Sub-micron water filters on the fog pump skid are normally replaced annually if the full-flow pressure drop is more than 5 psi. Excessive filter plugging can occur if carbon steel or galvanized fittings are used in the demineralized water piping system.
If the raw water source is surface water, such as from a river, lake or pond, the water-treatment system should be designed to remove colloidal solids. These are particles of sand or clay typically less than one micron in diameter, and can be present in water that appears clear to the naked eye. A properly designed fog pump skid has sub-micron filters to remove colloidal particles because the particles can damage the fogging nozzles. However, high levels of particles will rapidly plug the skid filters. Frequent plugging of the pump skid filters can often be resolved by installing high-capacity sub-micron filters with automatic backwash capability.
High-pressure ceramic plunger pumps require oil changes and seal replacement. Pump manufacturers often recommend changing oil every 500 hours, but many operators have extended oil changes to 4000 hours or longer without problems. Because demineralized water is a poor lubricant, pump seals in ceramic plunger pumps can have a short life span—typically around 500 hours with highly purified water.

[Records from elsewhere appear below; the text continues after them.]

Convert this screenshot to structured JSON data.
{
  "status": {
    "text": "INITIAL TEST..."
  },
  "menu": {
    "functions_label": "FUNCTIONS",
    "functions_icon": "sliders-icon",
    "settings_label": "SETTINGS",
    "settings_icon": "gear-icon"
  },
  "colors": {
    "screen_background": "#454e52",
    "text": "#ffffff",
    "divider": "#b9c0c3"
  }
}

Water dripping from a high-pressure pump indicates that seals have reached the end of their useful lifespan and require replacement. Fog systems that operate for more than 500 hours per year should use seal-flushed pumps to extend pump-seal life. Seal-flush pumps, which feature a secondary water flush for low-pressure seals, have been demonstrated to operate more than 6000 hours between seal replacements. Those who want more time between seal replacement should consider replacing existing pumps with seal-flush pumps.
Certain pump designs don’t require seal replacement or lubricating oil. These use the water as lubricant and are purported to require no maintenance for extended periods. However, they cost more than ceramic plunger pumps and require a factory rebuild approximately every 8,000 hours. Also, proper installation is critical for these pumps because they are susceptible to total failure if air is entrained in the water supplied to the pumps. Air-purge systems are available to ensure against this type of pump failure.
Protecting the compressor
Several gas-turbine OEMs have identified poorly designed fog systems as a source of compressor blade erosion. As noted, droplet size is the single most important factor in avoiding blade erosion, and research and experience have shown that inlet fogging droplets of 20 microns or less do not cause erosion. The tactics described above that include retrofitting better nozzles and manifolds can also protect the compressor from damage.
If a fog system suddenly shuts down due to system failure or operator error, it is possible for the sudden introduction of much warmer air to cause a compressor surge. This can be avoided by installing a pressure vessel on the high-pressure water lines that allows the fog spray to be gradually reduced over a few seconds.
Also note that while some older versions of the fog-system software that controls the amount of fog injected into the inlet do not account for changes in inlet air mass flow when the turbine is operated at part load. However, software modifications can often be made inexpensively that will take input from IGV (inlet guide vane) position so fog flow decreases in proportion to inlet airflow. MT
Thomas Mee, III, is CEO of Mee Industries, Irwindale, CA. The company has installed nearly 1000 fogging systems on gas turbines worldwide. It also provides fogging for building and data-center humidification, special effects, dust control and other applications. For more information, visit meefog.com.